Small Bowel Prolapse (Enterocele)

What is Small Bowel Prolapse?

A small bowel prolapse, or enterocele, is tissue from the small intestine that falls out of place and bulges into the pelvic cavity and the wall of the vagina. While this kind of hernia can be present at birth, it is rare, and there are many other causes  For instance, an enterocele can be very common during a vaginal birth as a woman labors. If a woman has had surgery, like a hysterectomy, that may have previously weakened the vaginal wall, making a hernia more likely to appear.

Enteroceles can also be prevalant in those who smoke or those with chronic respiratory issues, since excess coughing can cause the pelvic floor to strain; and, it is commonly seen in diseases that affect connective tissues, like Ehlers-Danlos syndrome. If a person tries to lift heavy items coninually, or they themselves are obese, then the extra pressure and weight can cause a prolapse. Lastly, enteroceles can be hereditary in nature and are mainly seen in certain races—like caucasion women.

What are the Symptoms of Small Bowel Prolapse ?

Signs of enteroceles include painful sexual intercourse, pelvic pressure, swollen vaginal tissue, and pelvic bloating. A person may also experience low pack pain or a feeling that the pelvis is tuggin downward—both of which are only relieved once a person lies down.

Small Bowel Prolapse (Enterocele) Causes

Enterocele usually occurs as a result of pelvic floor weakness, when the muscles in the pelvic region become too weak to adequately support the small bowel and vagina. Usually, pregnancy and childbirth are the biggest contributors to pelvic floor weakness because they cause the pelvic muscles to severely stretch; however, there are other factors involved.

Chronic coughing, chronic constipation, frequent heavy lifting, and obesity can all put added pressure on the pelvic floor. Women who have had another prolapsed pelvic organ previously are also more at risk of developing enterocele since this will exert more pressure on the pelvic cavity. Surgery such as hysterectomy or surgical treatment for urinary incontinence could also contribute to an enterocele.

Age has a role in small bowel prolapse too, with older women being more likely to experience it. This is because as we age we naturally lose muscle mass and strength, particularly after going through menopause. For this reason, women may not realize that their pelvic floor has been under pressure over many years until they get older and enterocele develops.

How is Small Bowel Prolapse Treated?

A woman should first talk to her doctor about managing any illnesses or respiratory issues that could be causing prolapse as a symptom. If a woman’s enterocele is caused by obesity, then she may want to work with a doctor on an exercise and diet plan. If a woman is chronically constipated or straining while passing a stool, she may want to work on a diet that includes more fiber and taking time while in the restroom.

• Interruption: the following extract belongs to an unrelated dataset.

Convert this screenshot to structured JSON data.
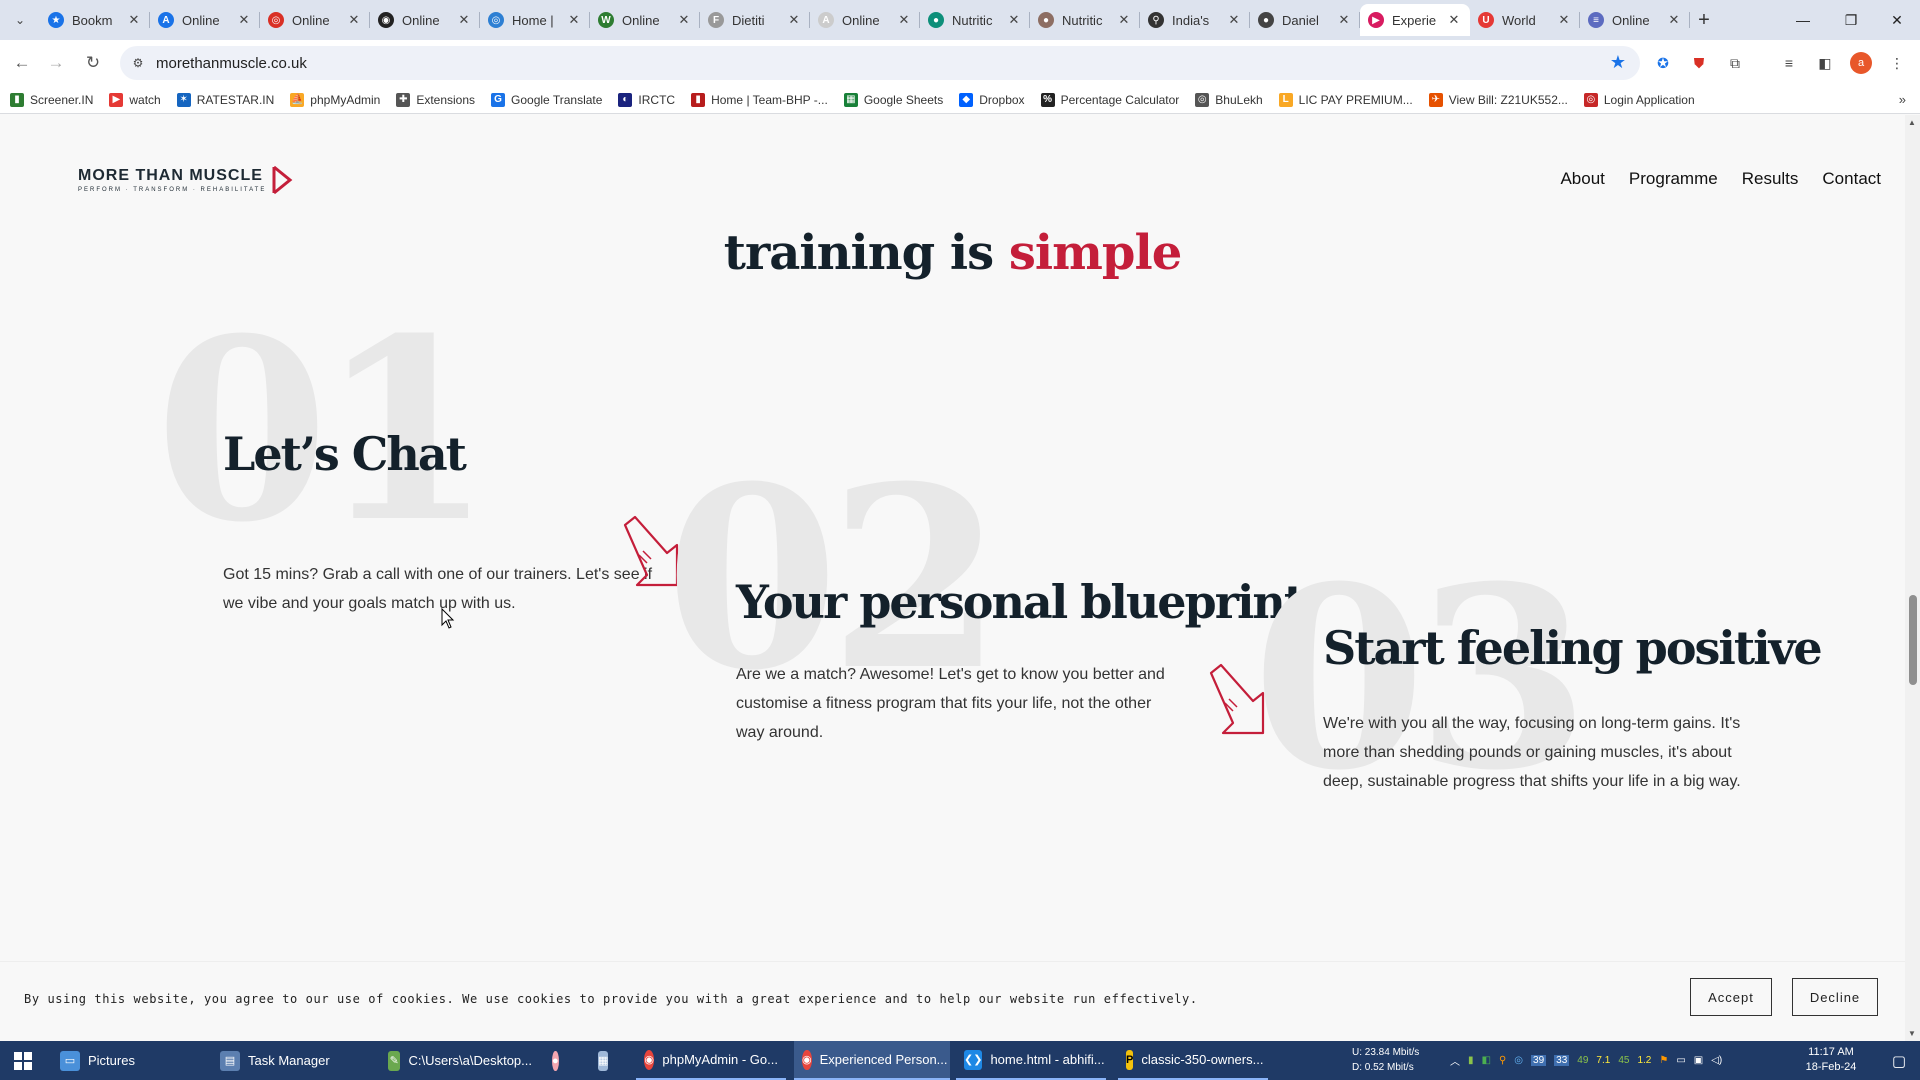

Kegel exercises can help strengthen the muslces in the pelvis and provide some relief. While rubber, silicone, or plastic pessaries can be used for contraceptive means, they can also be inserted into the vagina to support any collapsing tissues. For serious hernias, surgery may be recommended to repair any stretches or tears in vaginal tissue.

Small Bowel Prolapse (Enterocele) Prevention

The best way to prevent small bowel prolapse is to strive to maintain a strong, healthy pelvic floor. Daily Kegel exercises are important for all women, but particularly those who are pregnant or have had a baby, as it will help their pelvic floor to recover more successfully after childbirth and reduce weakness when they get older.

It’s also important to avoid things which could gradually lead to pelvic floor weaknesses. Chronic coughing should be investigated by a doctor, not only because treatment will benefit the pelvic floor but also to rule out any serious health conditions. Maintaining a healthy weight is also very important. Those who lift heavy objects on a regular basis should learn correct form and try to engage their pelvic floor with each lift to avoid repeatedly straining the muscles.

Chronic constipation is also a risk factor for enterocele and should be avoided. Eating a diet that is rich in fiber and drinking plenty of liquids will help to keep stools soft and easy to pass. Doing regular exercise also helps to keep the bowel movements regular and reduces the risk of constipation.

Last Reviewed:
October 10, 2016
Last Updated:
November 09, 2017